In the era of multitasking and smartphone distractions, concentrating can be a tall order. Engaging in focus games for ADHD is a start (while not formulated exclusively for ADHD, they are still effective in improving the ability to ignore distraction until a task is completed). Learn more about how to improve focus using a five-step pathway, and watch our short video on the three types of focus to better understand how we use neuroscience to improve brain function.
In addition to any needed medication and brain exercises, practice these 5 things to improve your ability to focus at work. You can also up your focus factor with breathing exercises, which require practitioners to constantly return to the present and focus on the moment.
You don’t have to wrestle with insurance to get a work up on your brain -- start by using easily accessible technology to find out what might be impairing your brain function, and assess your brain’s strengths and areas where you can improve.
Take Total Brain’s quick, interactive assessment to get a personalized brain training plan that can help you improve memory, focus, mood, energy, and overall well being. Total Brain’s brain exercises include a variety of brain games that have shown to improve brain function for those who train regularly -- and regular assessments will show all the progress you’re making. And, users have access to an expansive library of articles, videos, and guided meditations to learn more about how internal and external factors that our brains love (and...don’t love).
Interested in screening for these four risk factors? See how the Total Brain app works, from assessment to training.

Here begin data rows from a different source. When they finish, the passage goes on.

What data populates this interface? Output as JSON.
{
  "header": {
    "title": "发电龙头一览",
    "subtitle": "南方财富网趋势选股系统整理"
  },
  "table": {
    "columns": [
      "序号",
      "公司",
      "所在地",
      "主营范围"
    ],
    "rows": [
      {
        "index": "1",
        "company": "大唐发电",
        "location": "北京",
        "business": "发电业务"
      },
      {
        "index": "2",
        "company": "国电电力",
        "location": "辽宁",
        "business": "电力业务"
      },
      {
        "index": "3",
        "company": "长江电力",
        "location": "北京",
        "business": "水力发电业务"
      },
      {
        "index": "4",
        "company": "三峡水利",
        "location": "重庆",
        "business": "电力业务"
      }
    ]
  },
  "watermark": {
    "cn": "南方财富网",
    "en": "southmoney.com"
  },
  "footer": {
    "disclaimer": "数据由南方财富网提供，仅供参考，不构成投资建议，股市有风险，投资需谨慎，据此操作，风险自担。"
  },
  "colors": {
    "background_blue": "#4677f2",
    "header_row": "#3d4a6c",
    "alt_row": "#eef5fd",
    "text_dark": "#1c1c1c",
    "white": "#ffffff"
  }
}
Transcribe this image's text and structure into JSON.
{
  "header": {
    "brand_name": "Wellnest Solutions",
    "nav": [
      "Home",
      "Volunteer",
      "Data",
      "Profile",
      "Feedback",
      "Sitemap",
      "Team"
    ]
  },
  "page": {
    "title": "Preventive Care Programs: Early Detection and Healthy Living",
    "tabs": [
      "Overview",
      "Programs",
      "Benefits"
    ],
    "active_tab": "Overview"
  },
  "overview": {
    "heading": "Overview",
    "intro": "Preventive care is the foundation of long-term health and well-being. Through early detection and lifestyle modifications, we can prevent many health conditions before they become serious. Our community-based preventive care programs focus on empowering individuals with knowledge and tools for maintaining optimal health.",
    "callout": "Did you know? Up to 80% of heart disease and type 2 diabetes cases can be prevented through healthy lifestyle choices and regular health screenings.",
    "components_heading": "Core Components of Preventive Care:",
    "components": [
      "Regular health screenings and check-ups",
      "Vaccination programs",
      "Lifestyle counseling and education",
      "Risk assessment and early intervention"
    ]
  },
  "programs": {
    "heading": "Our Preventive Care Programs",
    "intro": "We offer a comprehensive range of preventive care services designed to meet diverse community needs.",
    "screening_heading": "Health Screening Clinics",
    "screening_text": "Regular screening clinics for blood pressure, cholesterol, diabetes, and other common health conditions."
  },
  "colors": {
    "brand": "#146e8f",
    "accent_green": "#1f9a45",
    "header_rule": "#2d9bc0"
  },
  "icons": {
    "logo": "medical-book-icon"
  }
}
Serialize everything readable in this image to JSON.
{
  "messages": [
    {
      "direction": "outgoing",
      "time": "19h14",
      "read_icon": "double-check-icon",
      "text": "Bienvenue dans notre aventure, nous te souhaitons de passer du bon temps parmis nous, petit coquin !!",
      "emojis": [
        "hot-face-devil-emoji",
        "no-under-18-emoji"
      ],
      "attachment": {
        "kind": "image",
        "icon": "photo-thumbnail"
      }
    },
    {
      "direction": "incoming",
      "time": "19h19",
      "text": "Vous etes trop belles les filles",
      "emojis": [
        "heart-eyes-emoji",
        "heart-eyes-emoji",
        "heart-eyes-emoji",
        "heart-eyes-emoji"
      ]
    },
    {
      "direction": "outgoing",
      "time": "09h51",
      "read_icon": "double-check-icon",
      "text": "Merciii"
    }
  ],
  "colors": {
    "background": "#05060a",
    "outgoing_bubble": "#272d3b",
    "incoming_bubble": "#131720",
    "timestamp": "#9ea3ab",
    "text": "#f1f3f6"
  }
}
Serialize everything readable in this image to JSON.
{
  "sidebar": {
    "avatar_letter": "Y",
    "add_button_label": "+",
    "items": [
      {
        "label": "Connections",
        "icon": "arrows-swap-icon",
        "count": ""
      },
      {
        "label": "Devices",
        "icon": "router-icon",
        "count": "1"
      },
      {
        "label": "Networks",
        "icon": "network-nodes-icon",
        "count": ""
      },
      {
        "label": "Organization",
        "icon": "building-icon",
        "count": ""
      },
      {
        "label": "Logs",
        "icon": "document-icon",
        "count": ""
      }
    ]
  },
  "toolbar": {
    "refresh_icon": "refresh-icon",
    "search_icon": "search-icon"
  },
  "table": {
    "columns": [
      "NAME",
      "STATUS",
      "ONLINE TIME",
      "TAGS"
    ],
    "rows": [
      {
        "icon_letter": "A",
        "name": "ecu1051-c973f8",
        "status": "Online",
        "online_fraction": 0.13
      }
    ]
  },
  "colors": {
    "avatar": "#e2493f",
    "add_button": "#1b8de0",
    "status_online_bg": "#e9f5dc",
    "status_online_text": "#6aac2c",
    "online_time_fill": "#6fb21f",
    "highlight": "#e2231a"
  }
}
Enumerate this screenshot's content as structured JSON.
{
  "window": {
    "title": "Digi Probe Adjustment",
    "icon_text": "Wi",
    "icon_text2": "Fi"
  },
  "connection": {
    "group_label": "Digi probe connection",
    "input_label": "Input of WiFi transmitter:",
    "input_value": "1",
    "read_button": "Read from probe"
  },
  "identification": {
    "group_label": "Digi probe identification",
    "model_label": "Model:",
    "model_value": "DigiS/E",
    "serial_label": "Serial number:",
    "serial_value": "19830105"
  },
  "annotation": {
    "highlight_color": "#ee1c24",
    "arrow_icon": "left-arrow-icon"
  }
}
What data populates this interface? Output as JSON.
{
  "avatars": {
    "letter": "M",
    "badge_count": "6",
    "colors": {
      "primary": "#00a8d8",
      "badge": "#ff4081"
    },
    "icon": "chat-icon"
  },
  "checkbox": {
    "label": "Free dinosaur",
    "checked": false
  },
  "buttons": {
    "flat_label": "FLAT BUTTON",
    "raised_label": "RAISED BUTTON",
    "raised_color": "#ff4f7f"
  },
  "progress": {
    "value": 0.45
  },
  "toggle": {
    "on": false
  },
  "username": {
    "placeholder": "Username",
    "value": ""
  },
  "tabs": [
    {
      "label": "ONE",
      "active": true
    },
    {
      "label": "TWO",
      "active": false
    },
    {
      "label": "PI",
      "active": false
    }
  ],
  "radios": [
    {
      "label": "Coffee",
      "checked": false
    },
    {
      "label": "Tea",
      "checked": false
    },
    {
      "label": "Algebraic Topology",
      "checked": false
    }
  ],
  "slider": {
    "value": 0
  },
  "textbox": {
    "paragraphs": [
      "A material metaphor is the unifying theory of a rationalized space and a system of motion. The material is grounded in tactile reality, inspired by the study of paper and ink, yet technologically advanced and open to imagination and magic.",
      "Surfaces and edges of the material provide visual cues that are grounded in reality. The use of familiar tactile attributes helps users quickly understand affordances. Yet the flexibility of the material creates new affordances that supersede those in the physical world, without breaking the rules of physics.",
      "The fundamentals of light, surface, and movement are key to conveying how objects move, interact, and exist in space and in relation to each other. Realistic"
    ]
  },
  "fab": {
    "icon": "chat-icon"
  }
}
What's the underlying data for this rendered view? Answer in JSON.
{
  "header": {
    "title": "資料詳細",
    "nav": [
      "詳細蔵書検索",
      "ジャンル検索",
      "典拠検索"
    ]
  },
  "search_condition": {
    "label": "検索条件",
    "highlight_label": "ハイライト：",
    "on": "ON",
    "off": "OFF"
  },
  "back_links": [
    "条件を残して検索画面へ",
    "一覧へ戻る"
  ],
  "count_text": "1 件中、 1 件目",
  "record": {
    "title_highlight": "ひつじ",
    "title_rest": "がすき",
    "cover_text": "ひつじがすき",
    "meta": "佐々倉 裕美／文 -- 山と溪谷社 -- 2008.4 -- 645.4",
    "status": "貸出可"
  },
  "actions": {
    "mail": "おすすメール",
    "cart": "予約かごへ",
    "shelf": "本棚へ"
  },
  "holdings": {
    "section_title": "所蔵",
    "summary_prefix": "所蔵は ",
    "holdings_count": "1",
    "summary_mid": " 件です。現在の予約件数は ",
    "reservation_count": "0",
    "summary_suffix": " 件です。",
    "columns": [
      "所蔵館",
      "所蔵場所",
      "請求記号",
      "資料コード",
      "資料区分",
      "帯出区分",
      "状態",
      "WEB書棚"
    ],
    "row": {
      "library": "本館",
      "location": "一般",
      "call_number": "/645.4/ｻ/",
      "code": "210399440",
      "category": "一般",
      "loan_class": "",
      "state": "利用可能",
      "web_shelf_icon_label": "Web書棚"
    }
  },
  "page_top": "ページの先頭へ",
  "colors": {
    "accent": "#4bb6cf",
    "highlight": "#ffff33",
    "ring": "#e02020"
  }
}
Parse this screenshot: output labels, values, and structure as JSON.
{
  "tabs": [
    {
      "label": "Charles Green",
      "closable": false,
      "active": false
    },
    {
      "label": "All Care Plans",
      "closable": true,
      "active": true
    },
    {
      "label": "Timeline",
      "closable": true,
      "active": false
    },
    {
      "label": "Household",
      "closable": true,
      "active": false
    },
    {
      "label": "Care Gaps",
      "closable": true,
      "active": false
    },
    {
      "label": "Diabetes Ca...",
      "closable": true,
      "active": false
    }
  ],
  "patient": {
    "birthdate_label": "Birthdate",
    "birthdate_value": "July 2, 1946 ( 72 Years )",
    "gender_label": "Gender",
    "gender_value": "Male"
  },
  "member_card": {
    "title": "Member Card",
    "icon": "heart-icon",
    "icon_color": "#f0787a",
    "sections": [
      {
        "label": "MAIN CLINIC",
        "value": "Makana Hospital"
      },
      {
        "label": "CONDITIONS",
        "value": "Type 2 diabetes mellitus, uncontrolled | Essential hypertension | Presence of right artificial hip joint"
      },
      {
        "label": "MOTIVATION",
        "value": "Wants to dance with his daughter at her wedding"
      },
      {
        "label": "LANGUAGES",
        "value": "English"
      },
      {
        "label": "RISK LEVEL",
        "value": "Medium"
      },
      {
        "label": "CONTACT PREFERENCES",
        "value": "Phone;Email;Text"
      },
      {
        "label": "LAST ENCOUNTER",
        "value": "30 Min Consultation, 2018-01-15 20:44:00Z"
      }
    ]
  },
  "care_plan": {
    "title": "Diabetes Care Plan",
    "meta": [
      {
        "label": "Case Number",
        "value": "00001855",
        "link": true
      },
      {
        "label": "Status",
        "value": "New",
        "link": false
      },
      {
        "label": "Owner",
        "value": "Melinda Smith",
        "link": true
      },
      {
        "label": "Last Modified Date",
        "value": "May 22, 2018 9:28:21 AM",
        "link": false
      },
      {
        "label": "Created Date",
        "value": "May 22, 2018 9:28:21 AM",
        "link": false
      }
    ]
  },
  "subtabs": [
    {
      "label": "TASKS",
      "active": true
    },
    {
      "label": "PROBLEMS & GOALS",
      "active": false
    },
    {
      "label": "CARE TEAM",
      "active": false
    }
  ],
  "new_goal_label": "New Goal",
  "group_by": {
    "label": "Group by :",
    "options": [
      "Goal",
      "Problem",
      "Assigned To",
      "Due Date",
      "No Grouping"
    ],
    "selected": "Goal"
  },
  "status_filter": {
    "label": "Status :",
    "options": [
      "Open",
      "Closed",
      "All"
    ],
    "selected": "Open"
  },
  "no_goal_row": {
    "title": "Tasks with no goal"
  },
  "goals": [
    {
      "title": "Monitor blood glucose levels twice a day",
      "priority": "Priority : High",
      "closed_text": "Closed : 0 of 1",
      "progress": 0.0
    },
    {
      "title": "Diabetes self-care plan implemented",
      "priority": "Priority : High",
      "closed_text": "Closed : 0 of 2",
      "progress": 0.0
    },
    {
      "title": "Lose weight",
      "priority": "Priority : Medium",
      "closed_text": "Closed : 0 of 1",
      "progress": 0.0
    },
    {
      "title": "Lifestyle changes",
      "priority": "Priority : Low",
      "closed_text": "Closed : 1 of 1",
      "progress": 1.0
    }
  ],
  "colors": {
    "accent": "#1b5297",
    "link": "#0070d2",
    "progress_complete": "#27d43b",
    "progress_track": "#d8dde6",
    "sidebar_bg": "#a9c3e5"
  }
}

Don’t waste time wading through apps that aren’t based in neuroscience -- download Total Brain today from the App Store or Google Play.